When Ramesh arrived on campus in 2014, his academic and professional future was a blank. He contemplated economics but had no definite ideas about what major he wanted to pursue. A couple of STAT classes changed everything.
“I found something that really interested me and I was good at it,” Ramesh said. “The classes were small and personal, and the professors right away knew my name and cared about the students.”
In particular, he developed a close mentoring relationship with John Dobelman, professor in the practice of STAT. Together, they researched the efficiency of sports binary markets, concluding they were inefficient. “I don’t have to make an appointment with Dr. Dobelman.
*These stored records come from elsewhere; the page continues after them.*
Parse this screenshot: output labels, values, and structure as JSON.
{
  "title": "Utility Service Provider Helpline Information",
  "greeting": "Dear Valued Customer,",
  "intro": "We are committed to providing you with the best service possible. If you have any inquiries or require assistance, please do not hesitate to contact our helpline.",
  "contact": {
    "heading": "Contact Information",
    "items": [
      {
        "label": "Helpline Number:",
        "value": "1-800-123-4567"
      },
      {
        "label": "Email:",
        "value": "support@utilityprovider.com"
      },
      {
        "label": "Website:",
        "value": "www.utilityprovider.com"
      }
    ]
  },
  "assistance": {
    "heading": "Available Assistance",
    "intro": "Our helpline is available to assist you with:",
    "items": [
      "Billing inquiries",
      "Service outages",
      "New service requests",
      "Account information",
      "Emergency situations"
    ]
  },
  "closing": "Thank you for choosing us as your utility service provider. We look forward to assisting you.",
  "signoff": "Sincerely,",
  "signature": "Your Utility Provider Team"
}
I just walk in and talk with him. Intellectually, we clicked.”
Ramesh has participated in three of the STAT department’s annual Eubank Conferences on Real World Markets. In 2015, he co-founded Simple Kicking Solutions, a company that uses data analytics to advise college football staffs.
He founded the Rice University Investment Club and served as its president. With the club he raised $1,200 in funding to participate in the 2016 Midwest Trading Competition held at the University of Chicago. He and his teammates placed first in the Algorithmic Sales and Trading category, and donated their $1,000 prize back to Rice.
Ramesh credits the mentoring Kathy Ensor, Noah G. Harding Professor of Statistics; Amelie Carlton, lecturer in economics; Vincent Kaminski, professor in the practice of energy management; and Vivek Sarkar, adjunct research professor computer science; and Dobelman with the team’s success.
“That was a thrill. We got to participate in simulated trading and network with a lot of interesting people,” he said.
In the summer of 2017, Ramesh worked as a derivatives trading intern with Group One Trading in Chicago. Earlier that year he worked as a judicial intern for the Texas Court of Appeals in Houston, and he had previous internships at Dimensional Fund Advisors in Austin and Captarget, an investment bank in San Diego.
This summer, before moving to Washington, D.C., Ramesh will work as a research assistant for the Center for Computational Finance and Economic Systems (CoFES) at Rice. Ensor, the director of CoFES, hired Ramesh when he asked about a summer job.
“That’s what I mean about Rice. Dedicated professors ready to support and encourage our activities. I owe my success to the faculty, support staff and fellow students who helped me grow as a student and as a person,” he said.
Patrick Kurp, Engineering Communications